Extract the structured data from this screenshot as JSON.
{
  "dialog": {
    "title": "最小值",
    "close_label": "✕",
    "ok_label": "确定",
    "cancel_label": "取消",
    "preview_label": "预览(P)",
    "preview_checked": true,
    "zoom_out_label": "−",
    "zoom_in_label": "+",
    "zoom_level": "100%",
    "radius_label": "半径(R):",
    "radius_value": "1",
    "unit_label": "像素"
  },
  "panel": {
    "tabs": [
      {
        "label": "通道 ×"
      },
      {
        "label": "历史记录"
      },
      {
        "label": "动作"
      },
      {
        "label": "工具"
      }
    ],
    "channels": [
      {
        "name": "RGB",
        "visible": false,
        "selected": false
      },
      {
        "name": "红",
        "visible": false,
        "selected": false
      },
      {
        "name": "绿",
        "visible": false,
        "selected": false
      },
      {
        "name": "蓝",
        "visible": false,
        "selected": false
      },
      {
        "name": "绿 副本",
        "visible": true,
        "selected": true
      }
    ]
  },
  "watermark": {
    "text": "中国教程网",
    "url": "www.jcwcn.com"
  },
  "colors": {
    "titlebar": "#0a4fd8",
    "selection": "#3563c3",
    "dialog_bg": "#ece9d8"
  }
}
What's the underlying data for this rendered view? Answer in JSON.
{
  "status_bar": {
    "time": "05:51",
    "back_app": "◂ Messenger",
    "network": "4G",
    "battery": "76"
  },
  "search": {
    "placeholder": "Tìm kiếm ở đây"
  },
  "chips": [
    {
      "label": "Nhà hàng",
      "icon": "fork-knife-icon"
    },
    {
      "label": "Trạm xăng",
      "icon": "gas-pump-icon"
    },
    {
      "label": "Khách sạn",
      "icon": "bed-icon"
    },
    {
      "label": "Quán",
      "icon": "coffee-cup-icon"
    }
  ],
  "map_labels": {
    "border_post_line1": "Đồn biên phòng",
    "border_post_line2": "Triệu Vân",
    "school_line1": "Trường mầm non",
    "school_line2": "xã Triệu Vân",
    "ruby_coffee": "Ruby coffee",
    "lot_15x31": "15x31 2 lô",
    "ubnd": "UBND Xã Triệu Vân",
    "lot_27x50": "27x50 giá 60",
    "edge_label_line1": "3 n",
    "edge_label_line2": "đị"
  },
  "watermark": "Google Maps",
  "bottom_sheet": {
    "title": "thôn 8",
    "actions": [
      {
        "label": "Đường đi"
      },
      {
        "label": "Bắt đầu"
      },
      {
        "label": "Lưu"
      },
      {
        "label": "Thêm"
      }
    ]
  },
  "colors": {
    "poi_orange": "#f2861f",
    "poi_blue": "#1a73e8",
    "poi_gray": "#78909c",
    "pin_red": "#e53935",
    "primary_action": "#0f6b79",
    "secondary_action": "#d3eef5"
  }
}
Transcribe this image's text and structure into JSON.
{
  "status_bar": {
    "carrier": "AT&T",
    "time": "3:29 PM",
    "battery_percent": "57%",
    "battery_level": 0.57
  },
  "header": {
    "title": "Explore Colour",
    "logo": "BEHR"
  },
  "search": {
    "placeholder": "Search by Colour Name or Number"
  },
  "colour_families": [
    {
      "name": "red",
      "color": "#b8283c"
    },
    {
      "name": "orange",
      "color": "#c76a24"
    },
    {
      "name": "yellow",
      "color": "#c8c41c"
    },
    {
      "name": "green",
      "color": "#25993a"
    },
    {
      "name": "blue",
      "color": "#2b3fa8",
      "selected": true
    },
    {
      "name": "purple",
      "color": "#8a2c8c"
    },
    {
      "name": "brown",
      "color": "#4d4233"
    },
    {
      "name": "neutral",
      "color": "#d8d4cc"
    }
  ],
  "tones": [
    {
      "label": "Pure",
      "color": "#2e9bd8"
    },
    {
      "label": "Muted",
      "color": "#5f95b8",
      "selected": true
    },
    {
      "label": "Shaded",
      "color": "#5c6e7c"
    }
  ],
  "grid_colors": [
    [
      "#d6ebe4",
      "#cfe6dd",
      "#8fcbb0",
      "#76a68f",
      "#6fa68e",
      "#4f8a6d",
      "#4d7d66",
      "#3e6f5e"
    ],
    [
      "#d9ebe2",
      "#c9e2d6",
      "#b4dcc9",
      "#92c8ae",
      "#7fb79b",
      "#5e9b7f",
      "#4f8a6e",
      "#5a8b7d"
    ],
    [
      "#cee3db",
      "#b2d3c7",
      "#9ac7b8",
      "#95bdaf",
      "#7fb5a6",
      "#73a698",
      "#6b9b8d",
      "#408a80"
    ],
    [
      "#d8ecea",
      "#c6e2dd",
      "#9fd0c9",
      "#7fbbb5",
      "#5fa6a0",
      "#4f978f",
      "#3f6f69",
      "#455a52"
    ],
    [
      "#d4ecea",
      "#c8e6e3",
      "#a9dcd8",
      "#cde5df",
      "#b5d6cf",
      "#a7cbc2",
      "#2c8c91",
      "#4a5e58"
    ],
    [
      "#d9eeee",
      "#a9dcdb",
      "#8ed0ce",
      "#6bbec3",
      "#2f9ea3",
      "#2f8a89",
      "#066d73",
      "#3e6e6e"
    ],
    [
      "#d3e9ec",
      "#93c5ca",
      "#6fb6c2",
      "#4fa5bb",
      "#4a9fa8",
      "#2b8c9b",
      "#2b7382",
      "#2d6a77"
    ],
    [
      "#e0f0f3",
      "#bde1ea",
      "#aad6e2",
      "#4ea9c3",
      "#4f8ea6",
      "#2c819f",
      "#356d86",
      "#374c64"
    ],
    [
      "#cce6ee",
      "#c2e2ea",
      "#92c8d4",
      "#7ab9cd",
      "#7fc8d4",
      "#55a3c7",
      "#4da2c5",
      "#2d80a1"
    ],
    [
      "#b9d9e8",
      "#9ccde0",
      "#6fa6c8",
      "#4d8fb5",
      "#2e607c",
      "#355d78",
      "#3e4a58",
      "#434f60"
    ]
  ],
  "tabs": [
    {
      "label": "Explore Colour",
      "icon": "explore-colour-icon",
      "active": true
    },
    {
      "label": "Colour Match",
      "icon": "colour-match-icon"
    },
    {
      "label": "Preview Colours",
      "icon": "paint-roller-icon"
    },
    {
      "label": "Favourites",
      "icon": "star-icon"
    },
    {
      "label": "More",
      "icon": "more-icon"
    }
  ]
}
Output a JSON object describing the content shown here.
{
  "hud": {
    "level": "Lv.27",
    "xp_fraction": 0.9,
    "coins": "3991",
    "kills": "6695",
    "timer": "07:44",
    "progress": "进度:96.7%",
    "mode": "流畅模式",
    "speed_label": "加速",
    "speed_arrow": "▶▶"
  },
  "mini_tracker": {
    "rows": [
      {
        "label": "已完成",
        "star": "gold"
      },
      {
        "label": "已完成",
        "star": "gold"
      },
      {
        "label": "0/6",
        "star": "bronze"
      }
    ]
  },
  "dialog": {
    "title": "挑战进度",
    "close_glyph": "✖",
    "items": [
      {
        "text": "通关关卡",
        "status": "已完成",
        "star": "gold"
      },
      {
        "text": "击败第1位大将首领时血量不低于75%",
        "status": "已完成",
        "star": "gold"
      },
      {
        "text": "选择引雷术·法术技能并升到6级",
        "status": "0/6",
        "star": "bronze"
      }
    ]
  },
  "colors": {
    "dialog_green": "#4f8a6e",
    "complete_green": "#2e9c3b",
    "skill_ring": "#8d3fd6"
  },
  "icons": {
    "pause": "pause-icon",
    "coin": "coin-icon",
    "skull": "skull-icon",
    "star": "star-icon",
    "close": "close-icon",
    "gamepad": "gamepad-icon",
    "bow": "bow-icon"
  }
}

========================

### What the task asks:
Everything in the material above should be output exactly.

### Your solution:
Extract the structured data from this screenshot as JSON.
{
  "dialog": {
    "title": "最小值",
    "close_label": "✕",
    "ok_label": "确定",
    "cancel_label": "取消",
    "preview_label": "预览(P)",
    "preview_checked": true,
    "zoom_out_label": "−",
    "zoom_in_label": "+",
    "zoom_level": "100%",
    "radius_label": "半径(R):",
    "radius_value": "1",
    "unit_label": "像素"
  },
  "panel": {
    "tabs": [
      {
        "label": "通道 ×"
      },
      {
        "label": "历史记录"
      },
      {
        "label": "动作"
      },
      {
        "label": "工具"
      }
    ],
    "channels": [
      {
        "name": "RGB",
        "visible": false,
        "selected": false
      },
      {
        "name": "红",
        "visible": false,
        "selected": false
      },
      {
        "name": "绿",
        "visible": false,
        "selected": false
      },
      {
        "name": "蓝",
        "visible": false,
        "selected": false
      },
      {
        "name": "绿 副本",
        "visible": true,
        "selected": true
      }
    ]
  },
  "watermark": {
    "text": "中国教程网",
    "url": "www.jcwcn.com"
  },
  "colors": {
    "titlebar": "#0a4fd8",
    "selection": "#3563c3",
    "dialog_bg": "#ece9d8"
  }
}
What's the underlying data for this rendered view? Answer in JSON.
{
  "status_bar": {
    "time": "05:51",
    "back_app": "◂ Messenger",
    "network": "4G",
    "battery": "76"
  },
  "search": {
    "placeholder": "Tìm kiếm ở đây"
  },
  "chips": [
    {
      "label": "Nhà hàng",
      "icon": "fork-knife-icon"
    },
    {
      "label": "Trạm xăng",
      "icon": "gas-pump-icon"
    },
    {
      "label": "Khách sạn",
      "icon": "bed-icon"
    },
    {
      "label": "Quán",
      "icon": "coffee-cup-icon"
    }
  ],
  "map_labels": {
    "border_post_line1": "Đồn biên phòng",
    "border_post_line2": "Triệu Vân",
    "school_line1": "Trường mầm non",
    "school_line2": "xã Triệu Vân",
    "ruby_coffee": "Ruby coffee",
    "lot_15x31": "15x31 2 lô",
    "ubnd": "UBND Xã Triệu Vân",
    "lot_27x50": "27x50 giá 60",
    "edge_label_line1": "3 n",
    "edge_label_line2": "đị"
  },
  "watermark": "Google Maps",
  "bottom_sheet": {
    "title": "thôn 8",
    "actions": [
      {
        "label": "Đường đi"
      },
      {
        "label": "Bắt đầu"
      },
      {
        "label": "Lưu"
      },
      {
        "label": "Thêm"
      }
    ]
  },
  "colors": {
    "poi_orange": "#f2861f",
    "poi_blue": "#1a73e8",
    "poi_gray": "#78909c",
    "pin_red": "#e53935",
    "primary_action": "#0f6b79",
    "secondary_action": "#d3eef5"
  }
}
Transcribe this image's text and structure into JSON.
{
  "status_bar": {
    "carrier": "AT&T",
    "time": "3:29 PM",
    "battery_percent": "57%",
    "battery_level": 0.57
  },
  "header": {
    "title": "Explore Colour",
    "logo": "BEHR"
  },
  "search": {
    "placeholder": "Search by Colour Name or Number"
  },
  "colour_families": [
    {
      "name": "red",
      "color": "#b8283c"
    },
    {
      "name": "orange",
      "color": "#c76a24"
    },
    {
      "name": "yellow",
      "color": "#c8c41c"
    },
    {
      "name": "green",
      "color": "#25993a"
    },
    {
      "name": "blue",
      "color": "#2b3fa8",
      "selected": true
    },
    {
      "name": "purple",
      "color": "#8a2c8c"
    },
    {
      "name": "brown",
      "color": "#4d4233"
    },
    {
      "name": "neutral",
      "color": "#d8d4cc"
    }
  ],
  "tones": [
    {
      "label": "Pure",
      "color": "#2e9bd8"
    },
    {
      "label": "Muted",
      "color": "#5f95b8",
      "selected": true
    },
    {
      "label": "Shaded",
      "color": "#5c6e7c"
    }
  ],
  "grid_colors": [
    [
      "#d6ebe4",
      "#cfe6dd",
      "#8fcbb0",
      "#76a68f",
      "#6fa68e",
      "#4f8a6d",
      "#4d7d66",
      "#3e6f5e"
    ],
    [
      "#d9ebe2",
      "#c9e2d6",
      "#b4dcc9",
      "#92c8ae",
      "#7fb79b",
      "#5e9b7f",
      "#4f8a6e",
      "#5a8b7d"
    ],
    [
      "#cee3db",
      "#b2d3c7",
      "#9ac7b8",
      "#95bdaf",
      "#7fb5a6",
      "#73a698",
      "#6b9b8d",
      "#408a80"
    ],
    [
      "#d8ecea",
      "#c6e2dd",
      "#9fd0c9",
      "#7fbbb5",
      "#5fa6a0",
      "#4f978f",
      "#3f6f69",
      "#455a52"
    ],
    [
      "#d4ecea",
      "#c8e6e3",
      "#a9dcd8",
      "#cde5df",
      "#b5d6cf",
      "#a7cbc2",
      "#2c8c91",
      "#4a5e58"
    ],
    [
      "#d9eeee",
      "#a9dcdb",
      "#8ed0ce",
      "#6bbec3",
      "#2f9ea3",
      "#2f8a89",
      "#066d73",
      "#3e6e6e"
    ],
    [
      "#d3e9ec",
      "#93c5ca",
      "#6fb6c2",
      "#4fa5bb",
      "#4a9fa8",
      "#2b8c9b",
      "#2b7382",
      "#2d6a77"
    ],
    [
      "#e0f0f3",
      "#bde1ea",
      "#aad6e2",
      "#4ea9c3",
      "#4f8ea6",
      "#2c819f",
      "#356d86",
      "#374c64"
    ],
    [
      "#cce6ee",
      "#c2e2ea",
      "#92c8d4",
      "#7ab9cd",
      "#7fc8d4",
      "#55a3c7",
      "#4da2c5",
      "#2d80a1"
    ],
    [
      "#b9d9e8",
      "#9ccde0",
      "#6fa6c8",
      "#4d8fb5",
      "#2e607c",
      "#355d78",
      "#3e4a58",
      "#434f60"
    ]
  ],
  "tabs": [
    {
      "label": "Explore Colour",
      "icon": "explore-colour-icon",
      "active": true
    },
    {
      "label": "Colour Match",
      "icon": "colour-match-icon"
    },
    {
      "label": "Preview Colours",
      "icon": "paint-roller-icon"
    },
    {
      "label": "Favourites",
      "icon": "star-icon"
    },
    {
      "label": "More",
      "icon": "more-icon"
    }
  ]
}
Output a JSON object describing the content shown here.
{
  "hud": {
    "level": "Lv.27",
    "xp_fraction": 0.9,
    "coins": "3991",
    "kills": "6695",
    "timer": "07:44",
    "progress": "进度:96.7%",
    "mode": "流畅模式",
    "speed_label": "加速",
    "speed_arrow": "▶▶"
  },
  "mini_tracker": {
    "rows": [
      {
        "label": "已完成",
        "star": "gold"
      },
      {
        "label": "已完成",
        "star": "gold"
      },
      {
        "label": "0/6",
        "star": "bronze"
      }
    ]
  },
  "dialog": {
    "title": "挑战进度",
    "close_glyph": "✖",
    "items": [
      {
        "text": "通关关卡",
        "status": "已完成",
        "star": "gold"
      },
      {
        "text": "击败第1位大将首领时血量不低于75%",
        "status": "已完成",
        "star": "gold"
      },
      {
        "text": "选择引雷术·法术技能并升到6级",
        "status": "0/6",
        "star": "bronze"
      }
    ]
  },
  "colors": {
    "dialog_green": "#4f8a6e",
    "complete_green": "#2e9c3b",
    "skill_ring": "#8d3fd6"
  },
  "icons": {
    "pause": "pause-icon",
    "coin": "coin-icon",
    "skull": "skull-icon",
    "star": "star-icon",
    "close": "close-icon",
    "gamepad": "gamepad-icon",
    "bow": "bow-icon"
  }
}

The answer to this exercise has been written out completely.